WORK INSTRUCTION. Among the entries below, find each line holding "JSON" and return it.

┌──

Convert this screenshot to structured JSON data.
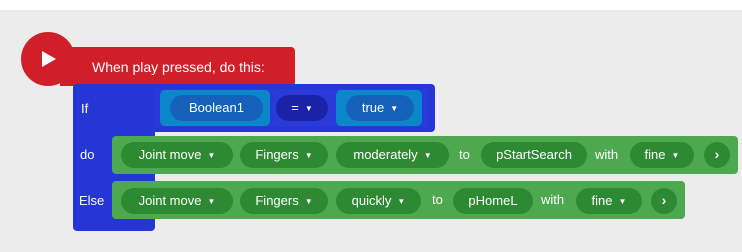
{
  "hat": {
    "label": "When play pressed, do this:"
  },
  "if_block": {
    "if_label": "If",
    "do_label": "do",
    "else_label": "Else",
    "condition": {
      "left": "Boolean1",
      "operator": "=",
      "right": "true"
    }
  },
  "do_action": {
    "type": "Joint move",
    "part": "Fingers",
    "speed": "moderately",
    "to_label": "to",
    "target": "pStartSearch",
    "with_label": "with",
    "precision": "fine",
    "more_icon": "chevron-right-icon"
  },
  "else_action": {
    "type": "Joint move",
    "part": "Fingers",
    "speed": "quickly",
    "to_label": "to",
    "target": "pHomeL",
    "with_label": "with",
    "precision": "fine",
    "more_icon": "chevron-right-icon"
  },
  "colors": {
    "hat": "#d11f2a",
    "control": "#2535d6",
    "logic": "#0a86c9",
    "action": "#4ea850",
    "field": "#2d8a33"
  }
}
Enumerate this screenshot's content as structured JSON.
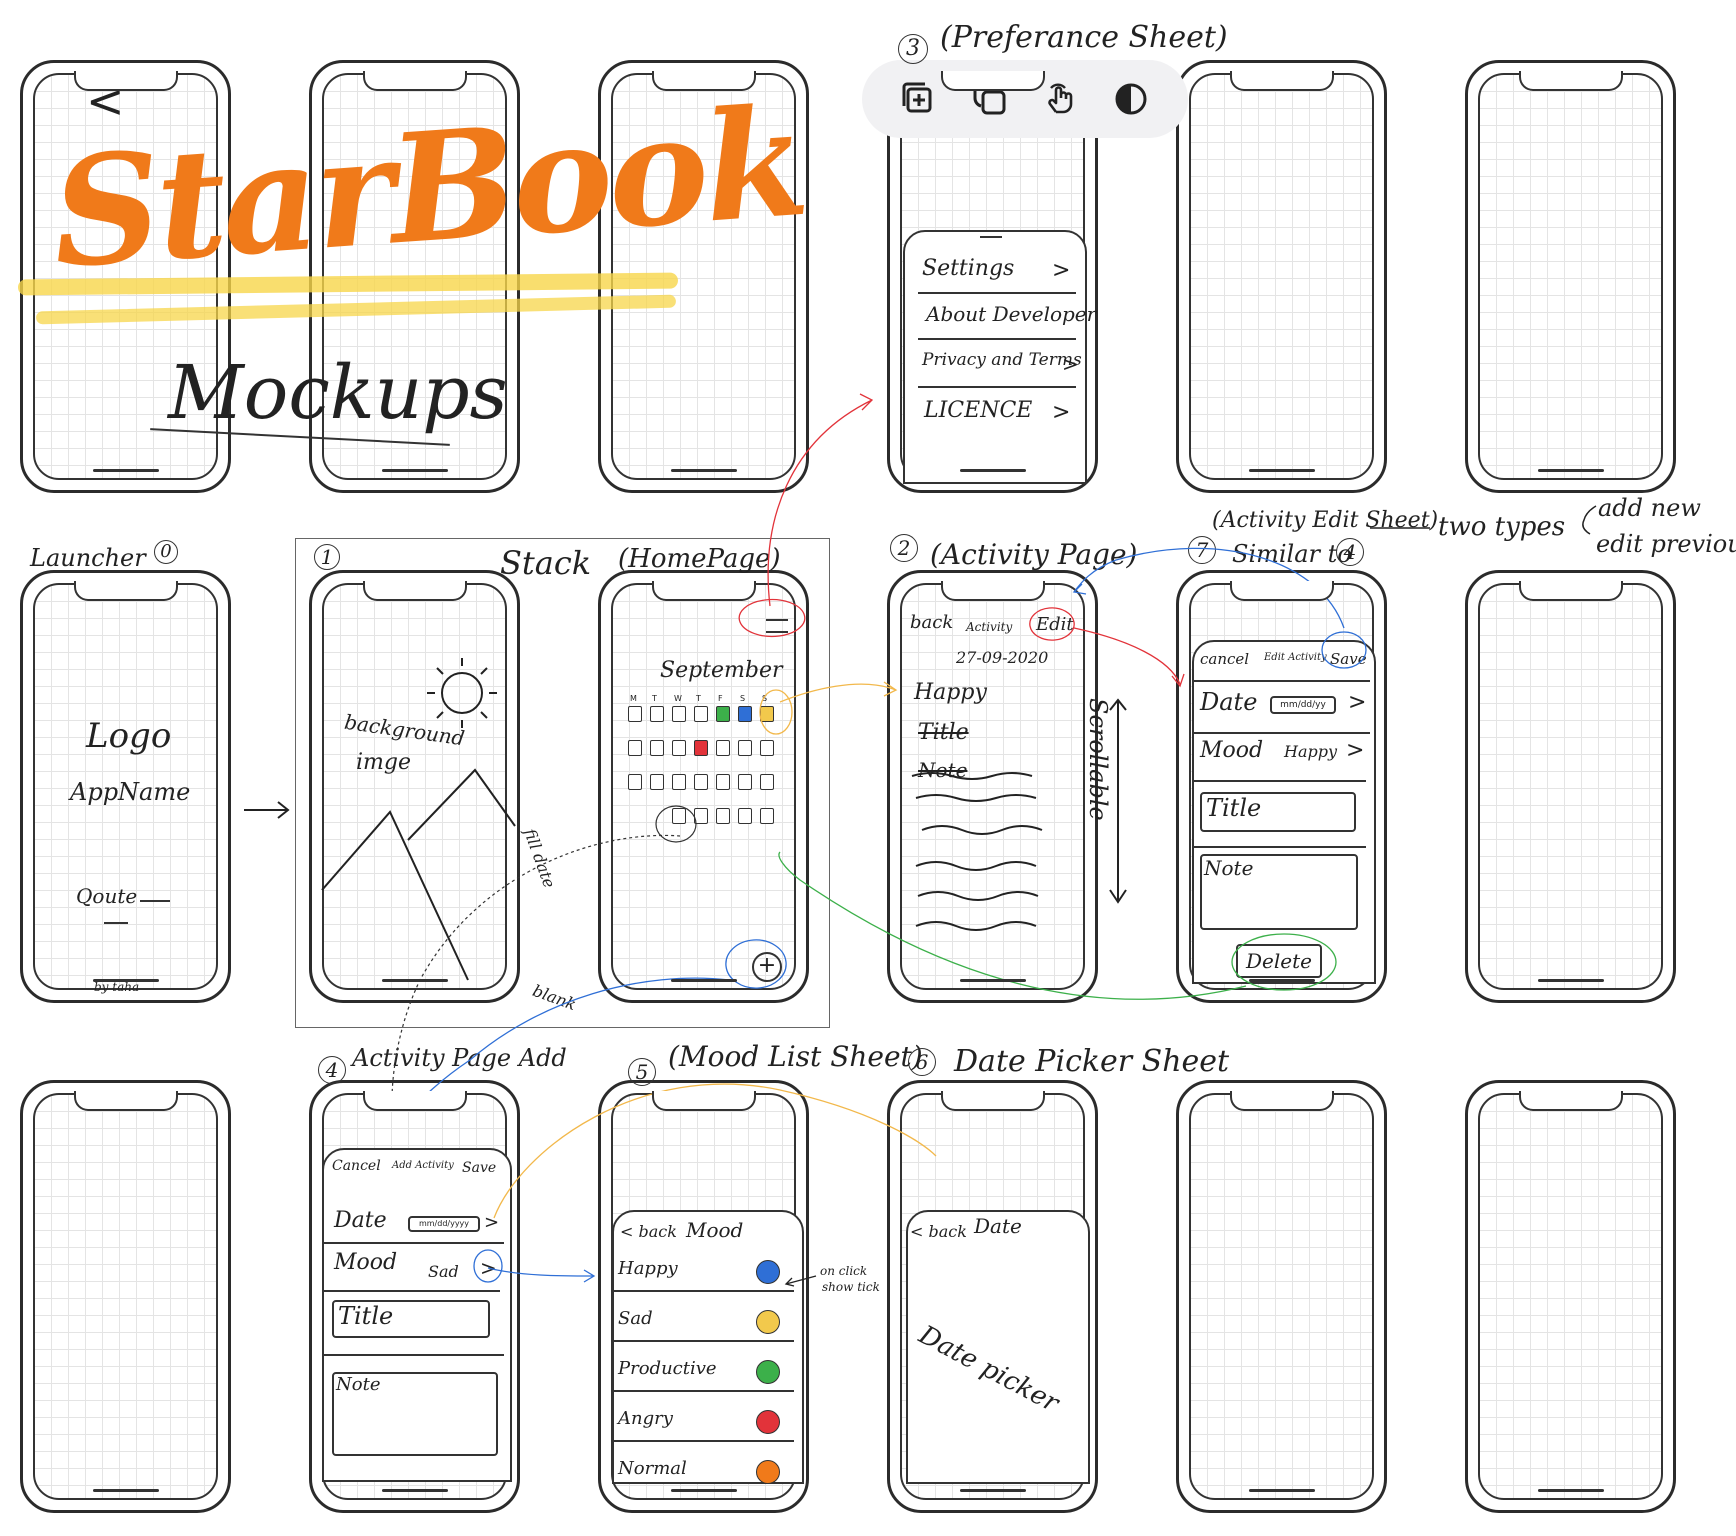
{
  "title": "StarBook",
  "subtitle": "Mockups",
  "toolbar": {
    "icons": [
      "add-layer-icon",
      "duplicate-icon",
      "touch-gesture-icon",
      "contrast-icon"
    ]
  },
  "labels": {
    "launcher": "Launcher",
    "launcher_num": "0",
    "stack_num": "1",
    "stack": "Stack",
    "homepage": "(HomePage)",
    "activity_page_num": "2",
    "activity_page": "(Activity Page)",
    "pref_num": "3",
    "pref_sheet": "(Preferance Sheet)",
    "edit_sheet": "(Activity Edit Sheet)",
    "edit_num": "7",
    "similar_to": "Similar to",
    "similar_num": "4",
    "two_types": "two types",
    "add_new": "add new",
    "edit_previous": "edit previous.",
    "add_page_num": "4",
    "add_page": "Activity Page Add",
    "mood_num": "5",
    "mood_sheet": "(Mood List Sheet)",
    "date_num": "6",
    "date_sheet": "Date Picker Sheet",
    "fill_date": "fill date",
    "blank": "blank",
    "scrollable": "Scrollable",
    "on_click": "on click",
    "show_tick": "show tick"
  },
  "launcher": {
    "logo": "Logo",
    "app_name": "AppName",
    "quote": "Qoute",
    "by": "by taha"
  },
  "stack_screen": {
    "bg_label_1": "background",
    "bg_label_2": "imge"
  },
  "home": {
    "month": "September",
    "weekdays": [
      "M",
      "T",
      "W",
      "T",
      "F",
      "S",
      "S"
    ]
  },
  "preferences": {
    "items": [
      "Settings",
      "About Developer",
      "Privacy and Terms",
      "LICENCE"
    ],
    "chevron": ">"
  },
  "activity": {
    "back": "back",
    "header": "Activity",
    "edit": "Edit",
    "date": "27-09-2020",
    "mood": "Happy",
    "title": "Title",
    "note": "Note"
  },
  "edit_sheet": {
    "cancel": "cancel",
    "header": "Edit Activity",
    "save": "Save",
    "date_label": "Date",
    "date_placeholder": "mm/dd/yy",
    "mood_label": "Mood",
    "mood_value": "Happy",
    "title_placeholder": "Title",
    "note_placeholder": "Note",
    "delete": "Delete"
  },
  "add_sheet": {
    "cancel": "Cancel",
    "header": "Add Activity",
    "save": "Save",
    "date_label": "Date",
    "date_placeholder": "mm/dd/yyyy",
    "mood_label": "Mood",
    "mood_value": "Sad",
    "title_placeholder": "Title",
    "note_placeholder": "Note"
  },
  "mood_sheet": {
    "back": "< back",
    "header": "Mood",
    "moods": [
      "Happy",
      "Sad",
      "Productive",
      "Angry",
      "Normal"
    ],
    "colors": [
      "#2f6fd6",
      "#f2c94c",
      "#3cb04a",
      "#e2333a",
      "#f07a1a"
    ]
  },
  "date_sheet": {
    "back": "< back",
    "header": "Date",
    "picker": "Date picker"
  }
}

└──

EXERCISE OUTPUT.
Convert this screenshot to structured JSON data.
Enumerate this screenshot's content as structured JSON.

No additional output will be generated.